O Cruzeiro, les Archives du magazine Brésilien
Carmem Miranda, década de 1940 © Jean Manzon/ Acervo CEPAR Consultoria
Ritual de iniciação das filhas de santo (iaôs), 1951 Noviça pintada com pontos brancos que aludem a Oxalá, deus da criação, e com a pena vermelha (ekodidé) do processo de iniciação Salvador, BA Coleção: José Medeiros/Acervo Instituto Moreira Salles
O presidente Getúlio Vargas escreve no gabinete, década de 1940 Crédito: Jean Manzon / CEPAR Consultoria
A Pedra da Gávea, o Morro Dois Irmãos e as praias de Ipanema e Leblon, 1952 Rio de Janeiro, RJ Coleção:José Medeiros/Acervo Instituto Moreira Salles
Carrancas de proa, c. 1943 Rio São Francisco Coleção: Marcel Gautherot/Acervo Instituto Moreira Salles
Índios txucarramães, c. 1953 Xingu Coleção: Henri Ballot/Acervo Instituto Moreira Salles
Índio Iaualapiti, 1949 Serra do Roncador Crédito: José Medeiros/ Acervo Instituto Moreira Salles
Retirantes nordestinos que fogem do sertão, na esperança de vida melhor nas grandes capitais do sul, 1952 Coleção: Acervo Jornal Estado de Minas/O Cruzeiro/Eugênio Silva
Museu de Arte de São Paulo, 1950 São Paulo, SP Coleção: Acervo Jornal Estado de Minas/O Cruzeiro/Roberto Maia
Heleno de Freitas, década de 1940 Rio de Janeiro, RJ Coleção: Salomão Scliar/Coleção Carlos Moskovics/Acervo Instituto Moreira Salles
The Instituto Moreira Salles (IMS) in São Paulo will present until March 31, 2013, the exhibition As origens do fotojornalismo no Brasil : um olhar sobre O Cruzeiro (1940-1960) (The Origins of Brazilian Photojournalism: A Look at O Cruzeiro). More than 400 photographs and documents trace the history of Brazil’s premier 20th century illustrated magazine, O Cruzeiro.

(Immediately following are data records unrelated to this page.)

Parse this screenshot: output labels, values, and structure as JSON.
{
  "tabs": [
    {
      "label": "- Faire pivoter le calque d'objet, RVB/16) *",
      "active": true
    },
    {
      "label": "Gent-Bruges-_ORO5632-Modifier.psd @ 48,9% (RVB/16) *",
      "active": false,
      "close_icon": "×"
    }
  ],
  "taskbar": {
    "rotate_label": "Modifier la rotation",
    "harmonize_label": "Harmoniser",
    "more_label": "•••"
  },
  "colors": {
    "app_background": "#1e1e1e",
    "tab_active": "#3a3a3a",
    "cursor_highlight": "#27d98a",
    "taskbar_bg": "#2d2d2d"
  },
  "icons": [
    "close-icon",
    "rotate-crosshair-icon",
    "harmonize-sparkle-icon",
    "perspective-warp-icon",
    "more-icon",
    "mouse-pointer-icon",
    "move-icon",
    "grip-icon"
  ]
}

The exhibition highlights the crucial role the magazine played in the development of photojournalism in Brazil. Its main theme is the relationship between the images as they were taken by the photographers and the way they appeared in the O Cruzeiro, focusing on the 1940 and 50s, a prolific period for the magazine.
Launched as a weekly “variety” magazine in 1928, O Cruzeiro quickly became one of the country’s most influential publications. It began publishing photo essays in the 1940s, becoming a pioneer of photojournalism. “The period of World War II was marked by profound social changes which brought ethical issues to the center of political debates in general, and in the world of photography in particular,” say the curator Helouise Costa of the Museum of Contemporary Art in São Paulo, and Sergio Burgi, coordinator of the IMS photography gallery. “One of the consequences was a struggle between two different conceptions of photojournalism [...] On one side, there were ‘hired’ journalists whose photographs had to meet the demands of the market and mass communication. On the other side were politically committed photographers, who believe their work should serve a cause.”
With the end of the Second World War, the collapse of the dictatorial regime in Brazil, and the opening up of the country’s politics made it possible to question the social role of photojournalism and its ethical limits. Brazil witnessed the advent of a more responsive and participatory form of photojournalism. Instead of “staged” and symbolic photographs, this form of photography was spontaneous and based of the principles of truth.
The exhibition examines the concept of photojournalism through several themes: indigenous peoples, the press, the art world, politics at the boundary between public and private life, photo essays (between news and fiction), and photojournalism (archive and memory).
As origens do fotojornalismo no Brasil: um olhar sobre O Cruzeiro (1940-1960)
From November 23rd 2012 to March 31st 2013
Instituto Moreira Salles São Paulo
Rua Piauí, 844, 1º andar, Higienópolis
São Paulo - Brazil
Tel : 0055 11 3825-2560
Tuesday - Friday 1pm - 7pm
Saturday - Sunday 1pm - 6pm